Canopy spectral reflectance (CSR) is a cost-effective, rapid, and non-destructive remote sensing and selection tool that can be employed in high throughput plant phenotypic studies. The objectives of the current study were to evaluate the predictive potential of vegetative indices as a high-throughput phenotyping tool for nitrogen use efficiency in soft red winter wheat (SRWW) (Triticum aestivum L.) and determine the optimum growth stage for employing CSR. A panel of 281 regionally developed SRWW genotypes was screened under low and normal N regimes in two crop seasons for grain yield, N uptake, nitrogen use efficiency for yield (NUEY) and nitrogen use efficiency for protein (NUEP). Vegetative indices were calculated from CSR and the data were analyzed by year and over the 2 years. Multiple regression and Pearson’s correlation were used to obtain the best predictive models and vegetative indices. The chosen models explained 84 and 83 % of total variation in grain yield and N uptake respectively, over two crop seasons.
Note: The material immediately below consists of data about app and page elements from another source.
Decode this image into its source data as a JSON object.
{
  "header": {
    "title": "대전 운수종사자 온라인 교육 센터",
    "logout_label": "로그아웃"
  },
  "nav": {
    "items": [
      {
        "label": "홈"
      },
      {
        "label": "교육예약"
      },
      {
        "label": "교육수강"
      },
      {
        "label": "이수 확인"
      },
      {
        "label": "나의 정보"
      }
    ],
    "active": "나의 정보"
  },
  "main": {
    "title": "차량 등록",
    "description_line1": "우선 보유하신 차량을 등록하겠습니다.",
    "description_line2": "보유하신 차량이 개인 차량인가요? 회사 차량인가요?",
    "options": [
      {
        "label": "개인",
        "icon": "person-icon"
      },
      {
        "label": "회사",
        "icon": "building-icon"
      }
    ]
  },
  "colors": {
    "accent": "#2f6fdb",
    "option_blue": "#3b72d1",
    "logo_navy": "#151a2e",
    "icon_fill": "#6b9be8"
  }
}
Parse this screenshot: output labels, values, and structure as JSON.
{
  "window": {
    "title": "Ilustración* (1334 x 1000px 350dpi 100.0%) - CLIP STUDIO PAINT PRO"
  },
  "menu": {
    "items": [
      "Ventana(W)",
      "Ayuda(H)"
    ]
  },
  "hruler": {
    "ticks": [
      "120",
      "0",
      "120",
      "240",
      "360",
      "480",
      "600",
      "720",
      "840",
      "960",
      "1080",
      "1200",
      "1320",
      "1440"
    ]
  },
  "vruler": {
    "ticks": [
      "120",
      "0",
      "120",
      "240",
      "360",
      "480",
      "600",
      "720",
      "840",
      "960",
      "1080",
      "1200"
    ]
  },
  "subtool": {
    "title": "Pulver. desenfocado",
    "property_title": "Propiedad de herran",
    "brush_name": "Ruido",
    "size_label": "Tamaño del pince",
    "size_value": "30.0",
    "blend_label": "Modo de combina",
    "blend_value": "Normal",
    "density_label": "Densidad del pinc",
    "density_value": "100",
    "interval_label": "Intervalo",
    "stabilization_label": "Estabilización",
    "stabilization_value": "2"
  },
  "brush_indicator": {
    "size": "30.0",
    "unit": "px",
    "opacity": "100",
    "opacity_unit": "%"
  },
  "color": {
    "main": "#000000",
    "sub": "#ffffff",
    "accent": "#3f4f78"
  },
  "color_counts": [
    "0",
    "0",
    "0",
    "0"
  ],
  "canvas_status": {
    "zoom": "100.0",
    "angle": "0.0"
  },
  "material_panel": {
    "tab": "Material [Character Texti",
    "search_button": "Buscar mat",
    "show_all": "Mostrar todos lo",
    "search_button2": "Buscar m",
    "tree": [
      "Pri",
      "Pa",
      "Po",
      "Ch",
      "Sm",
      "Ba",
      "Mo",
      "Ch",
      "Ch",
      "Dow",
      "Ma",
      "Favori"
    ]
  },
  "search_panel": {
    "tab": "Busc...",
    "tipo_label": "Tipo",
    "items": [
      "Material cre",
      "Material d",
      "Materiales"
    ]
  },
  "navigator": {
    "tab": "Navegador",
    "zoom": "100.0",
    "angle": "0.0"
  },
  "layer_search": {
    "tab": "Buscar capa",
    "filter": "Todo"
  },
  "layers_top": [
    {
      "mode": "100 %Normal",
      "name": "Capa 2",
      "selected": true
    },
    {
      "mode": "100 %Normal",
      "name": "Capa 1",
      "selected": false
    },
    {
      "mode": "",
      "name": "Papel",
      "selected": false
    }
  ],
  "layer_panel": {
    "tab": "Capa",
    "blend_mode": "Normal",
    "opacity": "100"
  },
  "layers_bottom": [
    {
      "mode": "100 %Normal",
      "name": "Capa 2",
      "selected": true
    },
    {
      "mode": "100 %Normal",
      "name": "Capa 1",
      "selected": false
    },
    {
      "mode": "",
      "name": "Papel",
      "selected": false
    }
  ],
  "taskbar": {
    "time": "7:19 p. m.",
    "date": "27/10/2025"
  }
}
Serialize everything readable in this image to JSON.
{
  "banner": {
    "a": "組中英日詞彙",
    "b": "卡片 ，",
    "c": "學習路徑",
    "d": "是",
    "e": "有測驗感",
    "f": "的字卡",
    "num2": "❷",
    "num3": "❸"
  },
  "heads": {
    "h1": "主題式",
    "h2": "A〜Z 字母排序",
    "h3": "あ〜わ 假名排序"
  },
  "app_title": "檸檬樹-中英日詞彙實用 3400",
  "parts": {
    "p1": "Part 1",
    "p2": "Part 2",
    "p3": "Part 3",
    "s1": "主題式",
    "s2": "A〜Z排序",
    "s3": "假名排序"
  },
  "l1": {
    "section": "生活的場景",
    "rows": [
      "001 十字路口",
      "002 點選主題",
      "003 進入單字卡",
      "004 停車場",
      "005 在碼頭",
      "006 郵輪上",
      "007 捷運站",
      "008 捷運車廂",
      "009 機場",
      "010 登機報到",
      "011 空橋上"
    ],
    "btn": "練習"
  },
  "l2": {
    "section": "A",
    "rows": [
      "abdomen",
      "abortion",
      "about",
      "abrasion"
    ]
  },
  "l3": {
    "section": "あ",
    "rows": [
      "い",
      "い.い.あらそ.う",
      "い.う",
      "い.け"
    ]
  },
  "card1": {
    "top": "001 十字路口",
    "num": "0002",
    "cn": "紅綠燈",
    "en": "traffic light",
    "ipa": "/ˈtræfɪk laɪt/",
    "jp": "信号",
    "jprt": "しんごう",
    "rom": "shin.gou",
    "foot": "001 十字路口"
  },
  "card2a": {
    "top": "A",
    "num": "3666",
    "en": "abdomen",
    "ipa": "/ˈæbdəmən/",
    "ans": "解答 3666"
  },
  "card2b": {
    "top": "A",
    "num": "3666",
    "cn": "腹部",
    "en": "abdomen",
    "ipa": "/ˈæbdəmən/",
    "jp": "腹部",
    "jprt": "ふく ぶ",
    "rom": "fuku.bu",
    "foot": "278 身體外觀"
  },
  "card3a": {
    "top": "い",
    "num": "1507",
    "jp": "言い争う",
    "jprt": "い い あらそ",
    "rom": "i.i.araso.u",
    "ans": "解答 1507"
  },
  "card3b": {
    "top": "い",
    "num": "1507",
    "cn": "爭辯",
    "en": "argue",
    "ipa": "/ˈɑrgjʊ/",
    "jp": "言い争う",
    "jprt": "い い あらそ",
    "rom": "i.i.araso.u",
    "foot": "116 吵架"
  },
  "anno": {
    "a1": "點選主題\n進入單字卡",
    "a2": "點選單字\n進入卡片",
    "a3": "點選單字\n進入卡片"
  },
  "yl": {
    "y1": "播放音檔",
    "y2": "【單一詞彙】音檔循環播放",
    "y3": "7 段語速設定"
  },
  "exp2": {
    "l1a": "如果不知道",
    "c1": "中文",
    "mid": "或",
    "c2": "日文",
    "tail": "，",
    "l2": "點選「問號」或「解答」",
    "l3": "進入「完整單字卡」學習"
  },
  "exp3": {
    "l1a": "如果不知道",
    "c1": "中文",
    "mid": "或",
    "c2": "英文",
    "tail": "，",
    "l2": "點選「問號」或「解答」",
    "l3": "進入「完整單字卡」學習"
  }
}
Models further accounted for 85 and 77 % of total variation in NUEY, and 85, and 81 % of total variation in NUEP under low and normal N conditions, respectively. In general, yield, NUEY and NUEP had greater than 0.6 R2 values in 2011–2012 but not in 2012–2013. Differences between years are likely a result of saturation of CSR indices due to high biomass and crop canopy coverage in 2012–2013. Heading was found to be the most appropriate crop growth stage to sense SRWW CSR data for predicting grain yield, N uptake, NUEY, and NUEP.